THE RECORDS:

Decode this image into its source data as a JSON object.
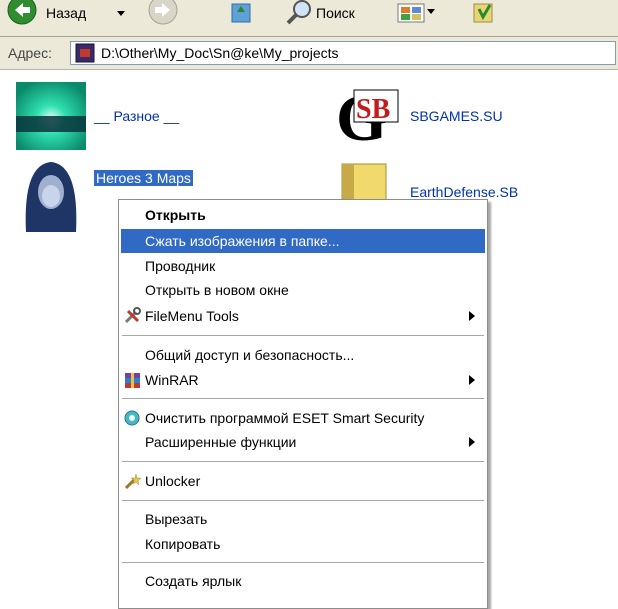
{
  "toolbar": {
    "back_label": "Назад",
    "search_label": "Поиск"
  },
  "address": {
    "label": "Адрес:",
    "path": "D:\\Other\\My_Doc\\Sn@ke\\My_projects"
  },
  "items": [
    {
      "label": "__ Разное __"
    },
    {
      "label": "SBGAMES.SU"
    },
    {
      "label": "Heroes 3 Maps"
    },
    {
      "label": "EarthDefense.SB"
    }
  ],
  "context_menu": {
    "open": "Открыть",
    "compress_images": "Сжать изображения в папке...",
    "explorer": "Проводник",
    "open_new_window": "Открыть в новом окне",
    "filemenu_tools": "FileMenu Tools",
    "sharing_security": "Общий доступ и безопасность...",
    "winrar": "WinRAR",
    "eset_scan": "Очистить программой ESET Smart Security",
    "advanced": "Расширенные функции",
    "unlocker": "Unlocker",
    "cut": "Вырезать",
    "copy": "Копировать",
    "create_shortcut": "Создать ярлык"
  },
  "colors": {
    "highlight": "#316ac5",
    "link": "#0033aa",
    "toolbar_bg": "#ece9d8"
  }
}
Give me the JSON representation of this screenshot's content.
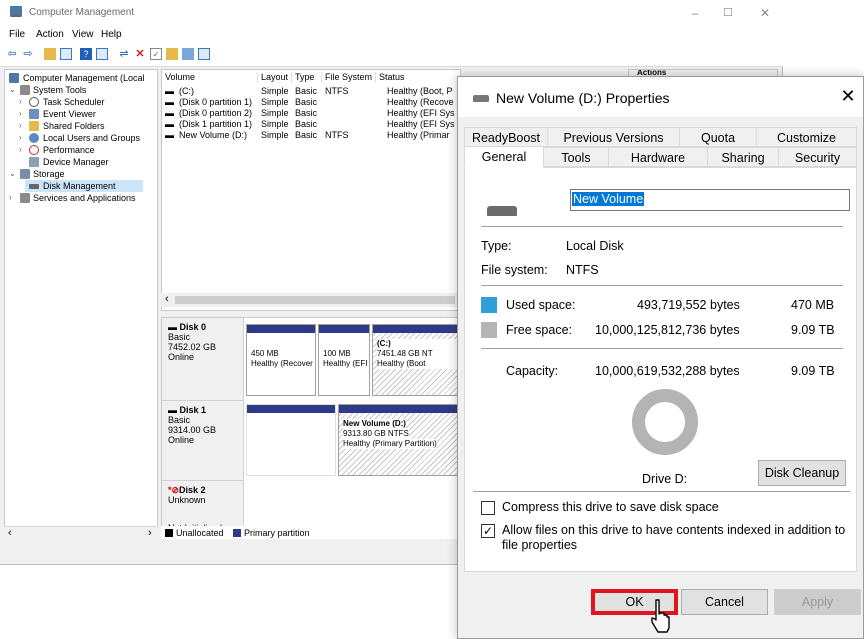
{
  "cm": {
    "title": "Computer Management",
    "menu": [
      "File",
      "Action",
      "View",
      "Help"
    ],
    "window_controls": {
      "minimize": "–",
      "maximize": "☐",
      "close": "✕"
    }
  },
  "tree": {
    "items": [
      {
        "label": "Computer Management (Local"
      },
      {
        "label": "System Tools"
      },
      {
        "label": "Task Scheduler"
      },
      {
        "label": "Event Viewer"
      },
      {
        "label": "Shared Folders"
      },
      {
        "label": "Local Users and Groups"
      },
      {
        "label": "Performance"
      },
      {
        "label": "Device Manager"
      },
      {
        "label": "Storage"
      },
      {
        "label": "Disk Management"
      },
      {
        "label": "Services and Applications"
      }
    ],
    "scroll_left": "‹",
    "scroll_right": "›"
  },
  "volumes": {
    "headers": [
      "Volume",
      "Layout",
      "Type",
      "File System",
      "Status"
    ],
    "rows": [
      {
        "volume": "(C:)",
        "layout": "Simple",
        "type": "Basic",
        "fs": "NTFS",
        "status": "Healthy (Boot, P"
      },
      {
        "volume": "(Disk 0 partition 1)",
        "layout": "Simple",
        "type": "Basic",
        "fs": "",
        "status": "Healthy (Recove"
      },
      {
        "volume": "(Disk 0 partition 2)",
        "layout": "Simple",
        "type": "Basic",
        "fs": "",
        "status": "Healthy (EFI Sys"
      },
      {
        "volume": "(Disk 1 partition 1)",
        "layout": "Simple",
        "type": "Basic",
        "fs": "",
        "status": "Healthy (EFI Sys"
      },
      {
        "volume": "New Volume (D:)",
        "layout": "Simple",
        "type": "Basic",
        "fs": "NTFS",
        "status": "Healthy (Primar"
      }
    ],
    "scroll_left": "‹"
  },
  "disks": [
    {
      "name": "Disk 0",
      "kind": "Basic",
      "size": "7452.02 GB",
      "state": "Online",
      "parts": [
        {
          "l1": "",
          "l2": "450 MB",
          "l3": "Healthy (Recover"
        },
        {
          "l1": "",
          "l2": "100 MB",
          "l3": "Healthy (EFI"
        },
        {
          "l1": "(C:)",
          "l2": "7451.48 GB NT",
          "l3": "Healthy (Boot"
        }
      ]
    },
    {
      "name": "Disk 1",
      "kind": "Basic",
      "size": "9314.00 GB",
      "state": "Online",
      "parts": [
        {
          "l1": "New Volume (D:)",
          "l2": "9313.80 GB NTFS",
          "l3": "Healthy (Primary Partition)"
        }
      ]
    },
    {
      "name": "Disk 2",
      "kind": "Unknown",
      "size": "Not Initialized",
      "state": ""
    }
  ],
  "legend": {
    "unallocated": "Unallocated",
    "primary": "Primary partition"
  },
  "actions_header": "Actions",
  "dialog": {
    "title": "New Volume (D:) Properties",
    "close": "✕",
    "tabs_row1": [
      "ReadyBoost",
      "Previous Versions",
      "Quota",
      "Customize"
    ],
    "tabs_row2": [
      "General",
      "Tools",
      "Hardware",
      "Sharing",
      "Security"
    ],
    "active_tab": "General",
    "volume_name": "New Volume",
    "type_label": "Type:",
    "type_value": "Local Disk",
    "fs_label": "File system:",
    "fs_value": "NTFS",
    "used_label": "Used space:",
    "used_bytes": "493,719,552 bytes",
    "used_size": "470 MB",
    "free_label": "Free space:",
    "free_bytes": "10,000,125,812,736 bytes",
    "free_size": "9.09 TB",
    "cap_label": "Capacity:",
    "cap_bytes": "10,000,619,532,288 bytes",
    "cap_size": "9.09 TB",
    "drive_label": "Drive D:",
    "cleanup": "Disk Cleanup",
    "compress_label": "Compress this drive to save disk space",
    "compress_checked": false,
    "index_label_1": "Allow files on this drive to have contents indexed in addition to",
    "index_label_2": "file properties",
    "index_checked": true,
    "ok": "OK",
    "cancel": "Cancel",
    "apply": "Apply"
  },
  "colors": {
    "used": "#2e9fd8",
    "free": "#b4b4b4",
    "partition_header": "#2e3a87",
    "ok_highlight": "#e0151e",
    "selection": "#0078d7"
  }
}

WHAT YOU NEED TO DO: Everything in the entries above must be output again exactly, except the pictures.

OUTPUT:
Decode this image into its source data as a JSON object.
{
  "toolbar": {
    "back_label": "Назад",
    "search_label": "Поиск"
  },
  "address": {
    "label": "Адрес:",
    "path": "D:\\Other\\My_Doc\\Sn@ke\\My_projects"
  },
  "items": [
    {
      "label": "__ Разное __"
    },
    {
      "label": "SBGAMES.SU"
    },
    {
      "label": "Heroes 3 Maps"
    },
    {
      "label": "EarthDefense.SB"
    }
  ],
  "context_menu": {
    "open": "Открыть",
    "compress_images": "Сжать изображения в папке...",
    "explorer": "Проводник",
    "open_new_window": "Открыть в новом окне",
    "filemenu_tools": "FileMenu Tools",
    "sharing_security": "Общий доступ и безопасность...",
    "winrar": "WinRAR",
    "eset_scan": "Очистить программой ESET Smart Security",
    "advanced": "Расширенные функции",
    "unlocker": "Unlocker",
    "cut": "Вырезать",
    "copy": "Копировать",
    "create_shortcut": "Создать ярлык"
  },
  "colors": {
    "highlight": "#316ac5",
    "link": "#0033aa",
    "toolbar_bg": "#ece9d8"
  }
}
Give me the JSON representation of this screenshot's content.
{
  "cm": {
    "title": "Computer Management",
    "menu": [
      "File",
      "Action",
      "View",
      "Help"
    ],
    "window_controls": {
      "minimize": "–",
      "maximize": "☐",
      "close": "✕"
    }
  },
  "tree": {
    "items": [
      {
        "label": "Computer Management (Local"
      },
      {
        "label": "System Tools"
      },
      {
        "label": "Task Scheduler"
      },
      {
        "label": "Event Viewer"
      },
      {
        "label": "Shared Folders"
      },
      {
        "label": "Local Users and Groups"
      },
      {
        "label": "Performance"
      },
      {
        "label": "Device Manager"
      },
      {
        "label": "Storage"
      },
      {
        "label": "Disk Management"
      },
      {
        "label": "Services and Applications"
      }
    ],
    "scroll_left": "‹",
    "scroll_right": "›"
  },
  "volumes": {
    "headers": [
      "Volume",
      "Layout",
      "Type",
      "File System",
      "Status"
    ],
    "rows": [
      {
        "volume": "(C:)",
        "layout": "Simple",
        "type": "Basic",
        "fs": "NTFS",
        "status": "Healthy (Boot, P"
      },
      {
        "volume": "(Disk 0 partition 1)",
        "layout": "Simple",
        "type": "Basic",
        "fs": "",
        "status": "Healthy (Recove"
      },
      {
        "volume": "(Disk 0 partition 2)",
        "layout": "Simple",
        "type": "Basic",
        "fs": "",
        "status": "Healthy (EFI Sys"
      },
      {
        "volume": "(Disk 1 partition 1)",
        "layout": "Simple",
        "type": "Basic",
        "fs": "",
        "status": "Healthy (EFI Sys"
      },
      {
        "volume": "New Volume (D:)",
        "layout": "Simple",
        "type": "Basic",
        "fs": "NTFS",
        "status": "Healthy (Primar"
      }
    ],
    "scroll_left": "‹"
  },
  "disks": [
    {
      "name": "Disk 0",
      "kind": "Basic",
      "size": "7452.02 GB",
      "state": "Online",
      "parts": [
        {
          "l1": "",
          "l2": "450 MB",
          "l3": "Healthy (Recover"
        },
        {
          "l1": "",
          "l2": "100 MB",
          "l3": "Healthy (EFI"
        },
        {
          "l1": "(C:)",
          "l2": "7451.48 GB NT",
          "l3": "Healthy (Boot"
        }
      ]
    },
    {
      "name": "Disk 1",
      "kind": "Basic",
      "size": "9314.00 GB",
      "state": "Online",
      "parts": [
        {
          "l1": "New Volume (D:)",
          "l2": "9313.80 GB NTFS",
          "l3": "Healthy (Primary Partition)"
        }
      ]
    },
    {
      "name": "Disk 2",
      "kind": "Unknown",
      "size": "Not Initialized",
      "state": ""
    }
  ],
  "legend": {
    "unallocated": "Unallocated",
    "primary": "Primary partition"
  },
  "actions_header": "Actions",
  "dialog": {
    "title": "New Volume (D:) Properties",
    "close": "✕",
    "tabs_row1": [
      "ReadyBoost",
      "Previous Versions",
      "Quota",
      "Customize"
    ],
    "tabs_row2": [
      "General",
      "Tools",
      "Hardware",
      "Sharing",
      "Security"
    ],
    "active_tab": "General",
    "volume_name": "New Volume",
    "type_label": "Type:",
    "type_value": "Local Disk",
    "fs_label": "File system:",
    "fs_value": "NTFS",
    "used_label": "Used space:",
    "used_bytes": "493,719,552 bytes",
    "used_size": "470 MB",
    "free_label": "Free space:",
    "free_bytes": "10,000,125,812,736 bytes",
    "free_size": "9.09 TB",
    "cap_label": "Capacity:",
    "cap_bytes": "10,000,619,532,288 bytes",
    "cap_size": "9.09 TB",
    "drive_label": "Drive D:",
    "cleanup": "Disk Cleanup",
    "compress_label": "Compress this drive to save disk space",
    "compress_checked": false,
    "index_label_1": "Allow files on this drive to have contents indexed in addition to",
    "index_label_2": "file properties",
    "index_checked": true,
    "ok": "OK",
    "cancel": "Cancel",
    "apply": "Apply"
  },
  "colors": {
    "used": "#2e9fd8",
    "free": "#b4b4b4",
    "partition_header": "#2e3a87",
    "ok_highlight": "#e0151e",
    "selection": "#0078d7"
  }
}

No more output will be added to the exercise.